April 10, 2011

so my soul longs

This was done with ink wash and a pen and nib.

Story behind the artwork:
I'm coming to the end of my art course; the last lesson is to compile a portfolio that showcases the skills I've learned, from figure-drawing to animal art, from working in paint to ink to pencil. I've been given five projects, but they are all fairly open. I'm so excited about getting to work on them! The first of the assignments was to create an ink piece that studied an animal. I appreciated the chance to refresh and refine my abilities in dealing with ink, as well as to research in order to find reference photographs.

When working on it, I thought of a quote from Eric Fortune, an author on an art blog I read called Muddy Colors:
I've had people approach me with their portfolio and show me work that was definitely not at a professional level.

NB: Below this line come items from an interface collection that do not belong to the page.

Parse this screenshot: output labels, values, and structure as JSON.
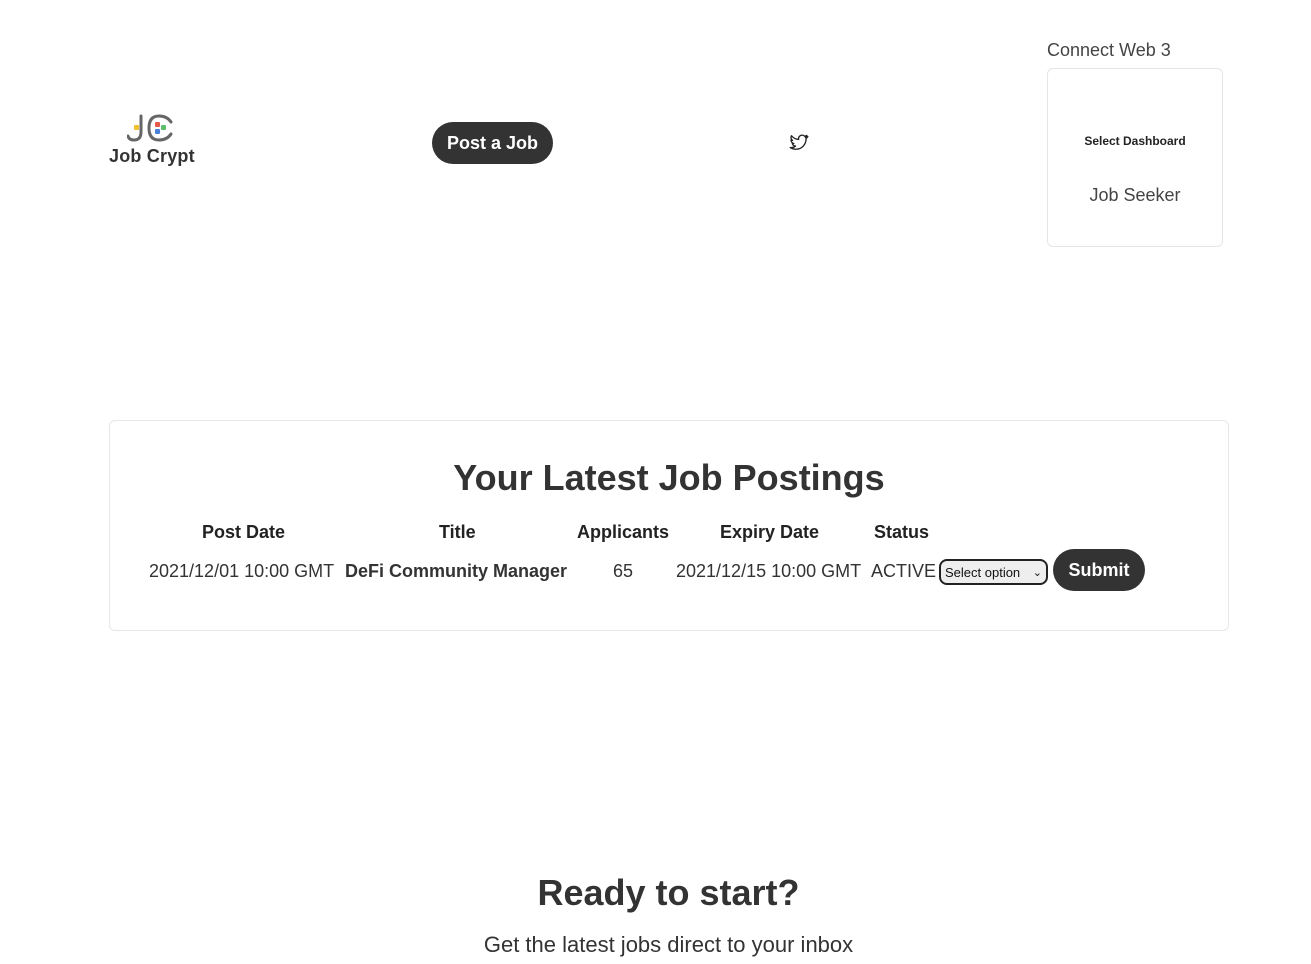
{
  "header": {
    "logo_text": "Job Crypt",
    "post_job_label": "Post a Job",
    "connect_label": "Connect Web 3",
    "dashboard": {
      "title": "Select Dashboard",
      "option": "Job Seeker"
    }
  },
  "postings": {
    "title": "Your Latest Job Postings",
    "columns": [
      "Post Date",
      "Title",
      "Applicants",
      "Expiry Date",
      "Status"
    ],
    "rows": [
      {
        "post_date": "2021/12/01 10:00 GMT",
        "title": "DeFi Community Manager",
        "applicants": "65",
        "expiry_date": "2021/12/15 10:00 GMT",
        "status": "ACTIVE",
        "select_value": "Select option",
        "submit_label": "Submit"
      }
    ]
  },
  "cta": {
    "title": "Ready to start?",
    "subtitle": "Get the latest jobs direct to your inbox"
  },
  "colors": {
    "button_bg": "#333333",
    "text": "#333333",
    "logo_yellow": "#f2c12e",
    "logo_red": "#e8584a",
    "logo_blue": "#4a7fd9",
    "logo_green": "#5cbf6b"
  }
}
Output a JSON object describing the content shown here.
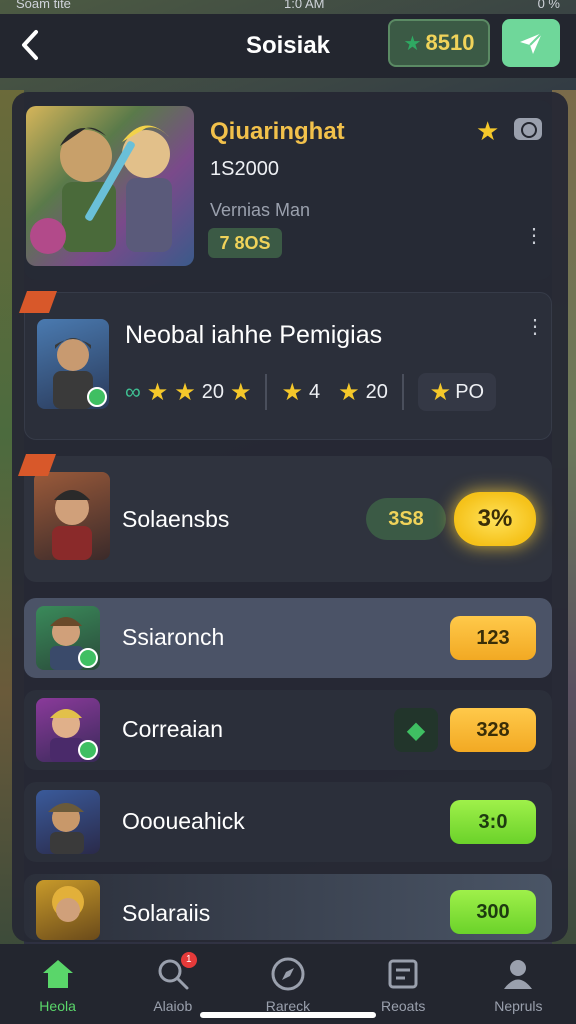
{
  "status_bar": {
    "left": "Soam tite",
    "center": "1:0 AM",
    "right": "0 %"
  },
  "header": {
    "title": "Soisiak",
    "coins": "8510",
    "colors": {
      "accent": "#6fd79a",
      "coin": "#f0d35a"
    }
  },
  "hero": {
    "title": "Qiuaringhat",
    "score": "1S2000",
    "subtitle": "Vernias Man",
    "badge": "7 8OS"
  },
  "featured": {
    "title": "Neobal iahhe Pemigias",
    "stat1": "20",
    "stat2": "4",
    "stat3": "20",
    "chip": "PO"
  },
  "rows": [
    {
      "name": "Solaensbs",
      "pill_left": "3S8",
      "pill_right": "3%"
    },
    {
      "name": "Ssiaronch",
      "value": "123"
    },
    {
      "name": "Correaian",
      "value": "328"
    },
    {
      "name": "Oooueahick",
      "value": "3:0"
    },
    {
      "name": "Solaraiis",
      "value": "300"
    }
  ],
  "nav": [
    {
      "label": "Heola",
      "icon": "home-icon",
      "active": true
    },
    {
      "label": "Alaiob",
      "icon": "search-icon",
      "badge": "1"
    },
    {
      "label": "Rareck",
      "icon": "compass-icon"
    },
    {
      "label": "Reoats",
      "icon": "reports-icon"
    },
    {
      "label": "Nepruls",
      "icon": "profile-icon"
    }
  ]
}
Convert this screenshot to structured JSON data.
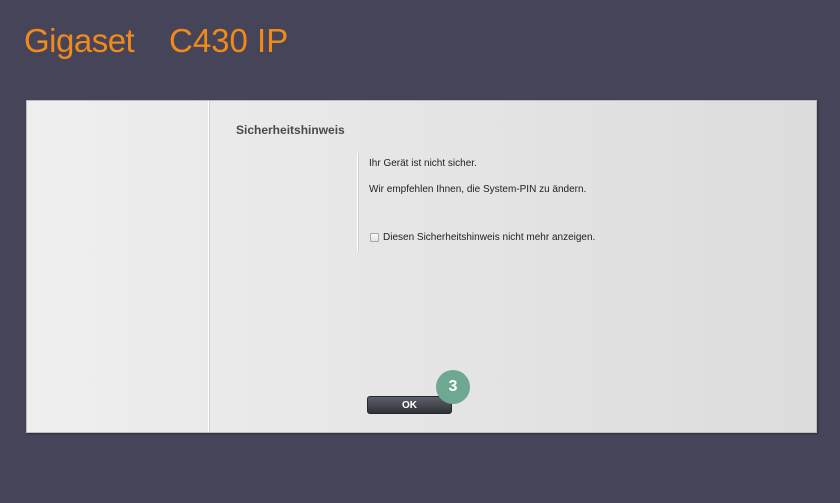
{
  "header": {
    "brand": "Gigaset",
    "model": "C430 IP"
  },
  "dialog": {
    "title": "Sicherheitshinweis",
    "message_line1": "Ihr Gerät ist nicht sicher.",
    "message_line2": "Wir empfehlen Ihnen, die System-PIN zu ändern.",
    "checkbox_label": "Diesen Sicherheitshinweis nicht mehr anzeigen.",
    "checkbox_checked": false,
    "ok_label": "OK"
  },
  "annotation": {
    "step_number": "3"
  },
  "colors": {
    "background": "#464458",
    "brand": "#f08a1a",
    "badge": "#6ea892",
    "button": "#3a3d44"
  }
}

When asked how much time was spent on the work I've heard "about 10 hours". It makes you wonder why someone is trying to be in the field if 10 hours is the limit they've devoted to a "final" piece of art. Are people interested enough on a personal level to put in extra hours and to refine their work beyond what is necessary even when not asked or to pour themselves into a personal piece they aren't getting paid for?
There is a danger in talking about art instead of just letting it speak for itself. It's the risk of claiming more than it really deserves - putting thought and time into making something doesn't ensure that it is good art. When I was studying for the AP English Composition exam two years ago, I read a short passage from Emerson, a complaint against the misuse of books. He wrote, "The poet chanting was felt to be a divine man: henceforth the chant is divine also." And because "the poet chanting" is such an uncommon phrasing, I remembered it.

But back-stories can be worthwhile for people who are interested in the life of the artist, and not just the meaning in the art; they are also enjoyable to recount. I will add that some types of art historians put a great deal of significance on interpreting the artwork considering the artist's own life; maybe the expressive power of art cannot be separated from its historical and personal contexts.

I like deer because of their beauty. I'm not a driver or a landscaper, so instead of roadkill or munched vegetation, deer make me think of Psalm 42 and spotting them in the park at night.


Nicole said...

Love the drawing! :) Beautifully done, Rebecca.